Chu pushes for nuclear power, carbon caps
Speaking in Goleta, U.S. Secretary of Energy Steven Chu on March 5 defended the Obama administration’s decision to oppose a long-term nuclear waste storage site in Nevada and urged lawmakers to avoid protectionism in funding renewable energy.
A day after the Obama administration roiled the nuclear power industry by seeking to terminate a plan to bury U.S. nuclear waste under Yucca Mountain in Nevada, Chu, who had once supported the idea, said there are now “better options” for storing the radioactive material.
Chu said the federal government should cut the time it takes to approve new nuclear power plants to help reduce the carbon footprint of U.S. energy. His bullish stance on nuclear power comes as Pacific Gas and Electric Co. is seeking federal approval to keep its Diablo Canyon nuclear power plant near San Luis Obispo running until 2045.
“Nuclear is clean base-load power,” Chu said at the Bacara Resort & Spa, speaking at the Wall Street Journal’s ECO:nomics conference. “The designs are becoming more economical.”
Chu also sought to soothe uproar over a proposed wind energy farm in West Texas that could involve a Chinese firm. Though the farm hasn’t applied for a permit yet, congressional lawmakers have raised concerns that U.S. stimulus money could go to an economic rival.
Chu said that big renewable energy installations by foreign firms still create U.S. jobs. Projects shouldn’t be excluded from federal aid just because a small portion of their total dollar value ends up overseas, he said.
“Yes, we’re sensitive to that, but don’t do something hasty,” Chu said. “There are unintended consequences when you come out and say, ‘You have to buy American.’ You do not want to stop these projects.”
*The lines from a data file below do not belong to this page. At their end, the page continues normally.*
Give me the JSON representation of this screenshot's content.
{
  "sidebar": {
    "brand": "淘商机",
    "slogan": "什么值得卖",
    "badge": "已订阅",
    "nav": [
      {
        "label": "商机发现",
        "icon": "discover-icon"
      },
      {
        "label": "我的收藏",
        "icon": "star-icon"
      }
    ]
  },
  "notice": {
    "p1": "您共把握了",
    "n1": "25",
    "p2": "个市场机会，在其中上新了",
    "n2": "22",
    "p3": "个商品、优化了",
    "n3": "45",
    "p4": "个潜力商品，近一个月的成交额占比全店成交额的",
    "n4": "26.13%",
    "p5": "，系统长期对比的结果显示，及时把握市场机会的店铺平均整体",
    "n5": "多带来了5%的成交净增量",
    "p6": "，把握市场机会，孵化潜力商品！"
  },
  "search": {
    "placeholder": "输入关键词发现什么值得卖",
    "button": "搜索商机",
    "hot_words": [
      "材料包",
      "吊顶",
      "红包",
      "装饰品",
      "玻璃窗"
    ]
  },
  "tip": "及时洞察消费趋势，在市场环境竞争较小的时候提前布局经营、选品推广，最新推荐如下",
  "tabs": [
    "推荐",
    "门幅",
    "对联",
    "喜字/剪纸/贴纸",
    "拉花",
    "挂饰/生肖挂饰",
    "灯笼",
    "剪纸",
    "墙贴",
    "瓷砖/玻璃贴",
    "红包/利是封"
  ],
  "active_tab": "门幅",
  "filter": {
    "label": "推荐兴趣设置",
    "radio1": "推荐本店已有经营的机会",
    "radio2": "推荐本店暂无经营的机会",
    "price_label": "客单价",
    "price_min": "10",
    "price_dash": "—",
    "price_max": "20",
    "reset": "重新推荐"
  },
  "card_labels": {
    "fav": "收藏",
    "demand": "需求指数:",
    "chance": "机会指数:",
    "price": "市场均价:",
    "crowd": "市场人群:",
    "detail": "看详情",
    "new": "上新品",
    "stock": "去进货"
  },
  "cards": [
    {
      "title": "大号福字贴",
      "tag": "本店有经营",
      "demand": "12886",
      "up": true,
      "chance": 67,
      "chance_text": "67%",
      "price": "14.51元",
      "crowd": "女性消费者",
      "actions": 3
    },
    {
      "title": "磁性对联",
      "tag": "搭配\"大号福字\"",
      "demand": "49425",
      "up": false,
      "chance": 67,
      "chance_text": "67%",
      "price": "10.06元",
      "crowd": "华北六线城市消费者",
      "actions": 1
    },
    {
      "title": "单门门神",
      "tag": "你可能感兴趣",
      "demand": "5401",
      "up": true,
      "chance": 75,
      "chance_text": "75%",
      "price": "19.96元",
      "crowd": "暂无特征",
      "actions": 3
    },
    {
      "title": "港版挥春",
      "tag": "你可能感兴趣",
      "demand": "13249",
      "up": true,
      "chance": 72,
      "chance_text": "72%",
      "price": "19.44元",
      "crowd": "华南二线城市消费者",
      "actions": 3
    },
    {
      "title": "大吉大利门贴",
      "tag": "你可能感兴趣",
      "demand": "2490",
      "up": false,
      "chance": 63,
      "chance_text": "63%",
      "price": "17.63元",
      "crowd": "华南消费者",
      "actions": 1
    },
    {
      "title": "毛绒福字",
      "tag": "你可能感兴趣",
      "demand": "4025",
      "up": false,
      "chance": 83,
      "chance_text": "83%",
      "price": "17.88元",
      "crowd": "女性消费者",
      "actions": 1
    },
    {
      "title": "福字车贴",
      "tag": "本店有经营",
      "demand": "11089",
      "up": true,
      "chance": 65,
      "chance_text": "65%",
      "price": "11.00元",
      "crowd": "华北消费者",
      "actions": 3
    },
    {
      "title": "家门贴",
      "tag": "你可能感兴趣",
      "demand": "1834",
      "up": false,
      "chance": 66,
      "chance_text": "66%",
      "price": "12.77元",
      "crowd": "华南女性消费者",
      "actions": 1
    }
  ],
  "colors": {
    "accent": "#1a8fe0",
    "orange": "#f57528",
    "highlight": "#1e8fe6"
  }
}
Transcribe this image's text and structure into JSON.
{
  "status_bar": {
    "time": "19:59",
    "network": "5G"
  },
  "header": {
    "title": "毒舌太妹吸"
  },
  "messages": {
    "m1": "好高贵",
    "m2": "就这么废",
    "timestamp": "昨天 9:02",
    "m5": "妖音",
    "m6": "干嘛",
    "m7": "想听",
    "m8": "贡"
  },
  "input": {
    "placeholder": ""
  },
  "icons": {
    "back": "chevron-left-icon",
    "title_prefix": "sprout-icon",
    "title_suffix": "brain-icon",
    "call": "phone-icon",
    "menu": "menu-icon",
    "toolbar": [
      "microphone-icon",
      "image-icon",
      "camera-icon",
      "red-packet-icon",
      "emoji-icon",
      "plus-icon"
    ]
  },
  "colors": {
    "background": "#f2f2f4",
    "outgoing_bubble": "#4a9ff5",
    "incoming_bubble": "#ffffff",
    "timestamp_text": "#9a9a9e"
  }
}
Under Chu, the Department of Energy has pumped $19 million in research money into the University of California, Santa Barbara’s Institute for Energy Efficiency. But Chu said the U.S. government will have to put a price on carbon to spur the scale of funding that’s needed to solve the country’s energy needs.
“You put a signal out that there will be a cap on carbon and that that cap will ratchet down,” Chu said. “We need that long-term signal. That’s what’s going to drive investments.”
Others speaking at the conference, which focused on business and environmental matters, said big intuitions are already preparing for carbon caps.
“We’ve been using a price of carbon in our lending decisions for several years now,” said Richard Cohen, managing director of the environmental strategic investments group at Bank of America. He said it’s “critically important” that the price be market-based “to drive a level playing field where you can make rational decisions about what things cost.”
Chu said the U.S. must act quickly to avoid being upstaged by China and other emerging players who are developing new energy technologies.
“China has to carbon-neutralize its energy, and they’re moving very aggressively,” Chu said. “We can still be the leader in this industrial revolution. But time is running out, and the train is leaving the station.”